After downloading the LineageOS 12.1 ROM for the Kindle Fire HD, the next step is to unlock the bootloader. This involves temporarily “bricking” (rendering it unusable) the tablet, so it is possible that you could make your tablet unusable. At the time I did this, the Kindle Fire HD was running FireOS v5.6.3.x. In order to do this, you will need a micro-USB cable to connect the tablet to your computer and a Linux environment. I used a computer that had an install of Ubuntu, but you could also use an Ubuntu live installation via a USB stick.
Once you boot into Linux, you will need to open a terminal and run the following commands to install the required software:
sudo apt update sudo add-apt-repository universe sudo apt install python3 python3-serial adb fastboot dos2unix
Reboot FireHD8 to Recovery (Power Off device, then hold VolUp + Power)
1. Select Factory Reset then Wipe Cache 2. Reboot to Bootloader 3. You will see the black screen with “Fastboot” in the lower corner. 4. Open Terminal from “brick-douglas” folder and type `sudo ./brick.sh` 5. Check Display output for the “Disconnect USB and Powerdown” Message and do so when prompted 6. Open Terminal from “amonet-douglas-v1.2” folder. 7. Enter “sudo ./bootrom-step.sh" 8. Reconnect USB 9. Wait until the bootrom step is finished 10. Enter `sudo ./fastboot-step.sh` 11. You will end up in TWRP
Once this process is completed and you are in TWRP (an alternative bootloader for Android devices), you can install LineageOS. I copied it over to a microSD card on the Kindle Fire HD and then selected “Format Data and Wipe” within TWRP and ran that on /data, /system, and /cache. Once that was done you install LineageOS by selecting the zip file containing the ROM and then reboot.
After the successful reboot into LineageOS 12.1, it is time to configure the system. I wanted to stay away from the kind of spyware and junk that made me nervous about FireOS initially, so I decided against installing any Google Services. Instead, I decided to use F-Droid as my primary app source.
To install F-Droid you can download the APK from their site and install it. You will need to go to “Settings > Security” and select “Unknown Sources” to allow the installation of apps from unknown sources. After installing F-Droid I installed the following apps:
- Aurora Store – This app spoofs the Google Play Store and allows you to download apps from the Google Play Store. This is useful for getting apps that aren’t on F-Droid.
- Handy News Reader – A nice RSS reader
- Librera Reader – Allows you to read books and PDFs
Using the newly installed Aurora Store, I installed Brave Browser. I have found that Brave seems to run the best on the tablet (I haven’t done any tests, this is purely a subjective assessment). It has built-in ad and tracker blocking which probably helps with the speed.
I also wanted support for “dark mode” which unfortunately isn’t a native part of LineageOS v12.1 since it is based on the older Android v5.1 system. To do this you can install a custom theme. I went with “Pitchblack | DarkRed CM13/12 Theme” installed via Aurora. This gives the Kindle Fire HD a usable dark theme. It unfortunately changes some of the system icons into less familiar icons, but I think it’s a worthwhile trade-off.

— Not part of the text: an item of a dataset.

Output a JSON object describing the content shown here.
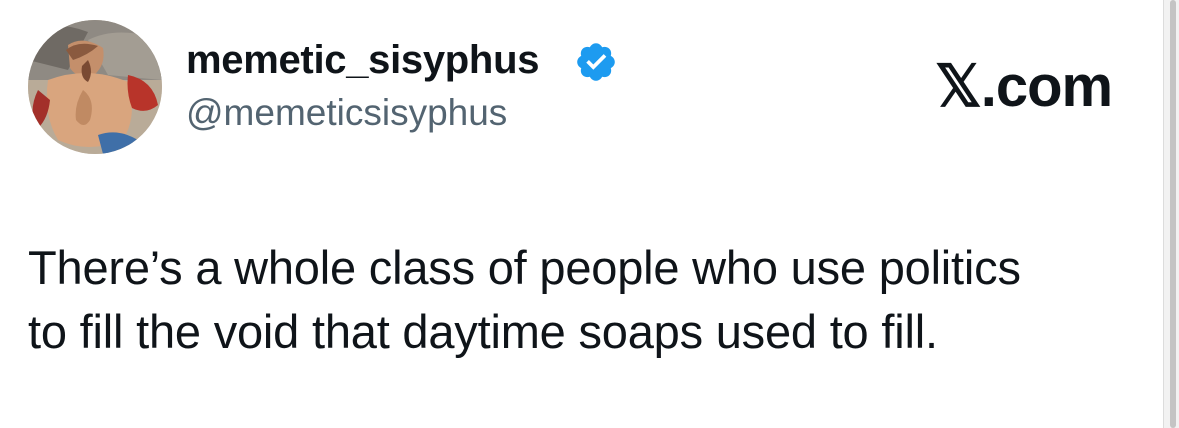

Following this process has left me with a Kindle Fire HD that is much faster than the stock version. It takes a device full of Amazon spyware and strips out all of the Amazon bloat and gives you a basically stock Android experience. It has made using the tablet for testing websites considerably better and also has allowed me to use it as an e-reader device that isn’t as creepy as a stock Kindle. I still wouldn’t trust the Kindle Fire for anything sensitive – unfortunately one of the limitations of this route is that it doesn’t support encryption – but I think it is useful process.

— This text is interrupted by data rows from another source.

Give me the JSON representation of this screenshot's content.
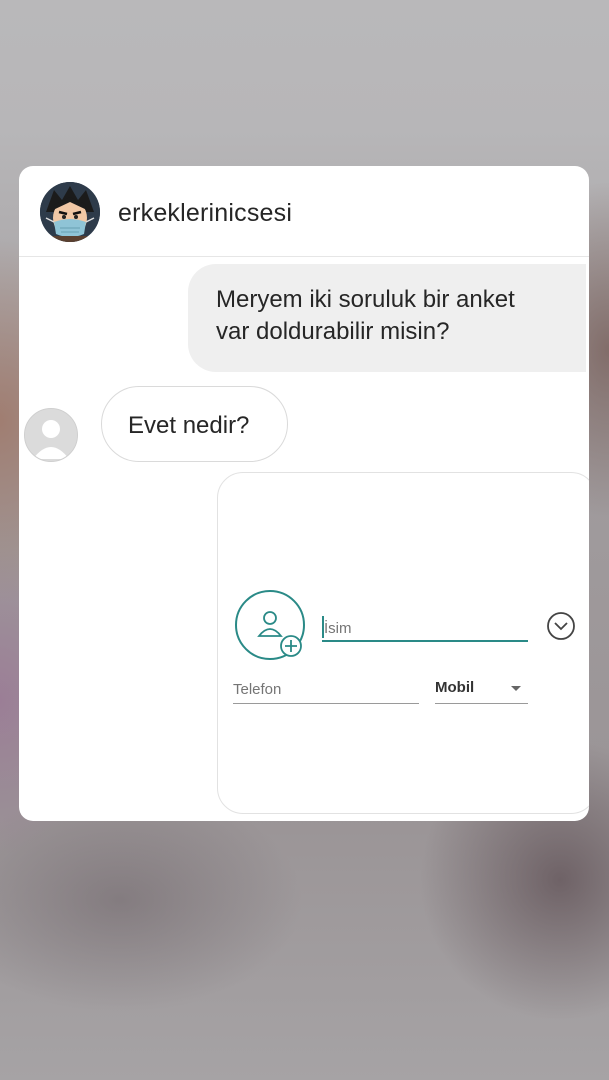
{
  "conversation": {
    "username": "erkeklerinicsesi",
    "messages": [
      {
        "direction": "outgoing",
        "lines": [
          "Meryem iki soruluk bir anket",
          "var doldurabilir misin?"
        ]
      },
      {
        "direction": "incoming",
        "text": "Evet nedir?"
      }
    ]
  },
  "shared_screenshot": {
    "name_placeholder": "İsim",
    "phone_placeholder": "Telefon",
    "phone_type": "Mobil",
    "icons": {
      "photo": "add-contact-photo-icon",
      "expand": "chevron-down-circle-icon",
      "dropdown": "caret-down-icon"
    }
  },
  "colors": {
    "accent": "#2a8a87",
    "outgoing_bubble": "#efefef",
    "text": "#262626"
  }
}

Note: There is a newer version of LineageOS for the Kindle Fire HD. It is LineageOS v14.1 (based on Android v7.1.2). I haven’t upgraded yet due to some limitations in that ROM, but it is another option.